A recent example of one who diagnoses/remedies economic woes is the award-winning French economist Pierre de Lauzun of CAPP. His general resume and obvious merit for the international “Economy and Society Award” is as follows:

He was selected in particular for his 2013 book dedicated to a Christian perspective of finance from medieval banking to contemporary financial models: "Finance. Un regard chrétien. De la banque médiéval à la mondalisation financière"[…]Luazun, who has worked for decades in the financial and banking sector, is described as a person who cannot be called a scholar who confines himself to the library, but rather a person who has enhanced his professional experience with deep political, cultural and religious expression[…]His award-winning book underlines that rules imposed on the market with the ultimate task of ensuring the common good need to depend on the morality of the human agents, and that in the long term, morality allows for greater freedom.

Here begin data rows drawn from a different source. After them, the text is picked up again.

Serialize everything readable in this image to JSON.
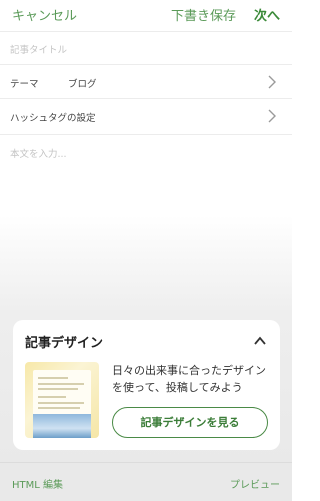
{
  "header": {
    "cancel_label": "キャンセル",
    "save_draft_label": "下書き保存",
    "next_label": "次へ"
  },
  "form": {
    "title_placeholder": "記事タイトル",
    "theme_label": "テーマ",
    "theme_value": "ブログ",
    "hashtag_label": "ハッシュタグの設定",
    "body_placeholder": "本文を入力..."
  },
  "design_card": {
    "title": "記事デザイン",
    "description": "日々の出来事に合ったデザインを使って、投稿してみよう",
    "button_label": "記事デザインを見る"
  },
  "footer": {
    "html_edit_label": "HTML 編集",
    "preview_label": "プレビュー"
  },
  "colors": {
    "accent": "#5a9a58",
    "accent_strong": "#3b7d38"
  }
}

Benedict XVI called for such accountability in his “Caritas in Veritate” which follows a similar vein as “Centesimus Annus”. Even now, the Vatican bank is undergoing considerable audits and reform under Cardinal Pell and others. Honesty with finances must be a staple of Catholicism. More importantly, finances must not be viewed as a means of utilizing the human person, but that human persons utilize finances for their own good. Another way the USCCB has stated it is that the human person does not exist for the economy, but that the economy exists for the human person. This may sound simple and self-evident, but it does not necessarily line up with the worldview of many popular economists (Thomas Malthus, Karl Marx, etc.).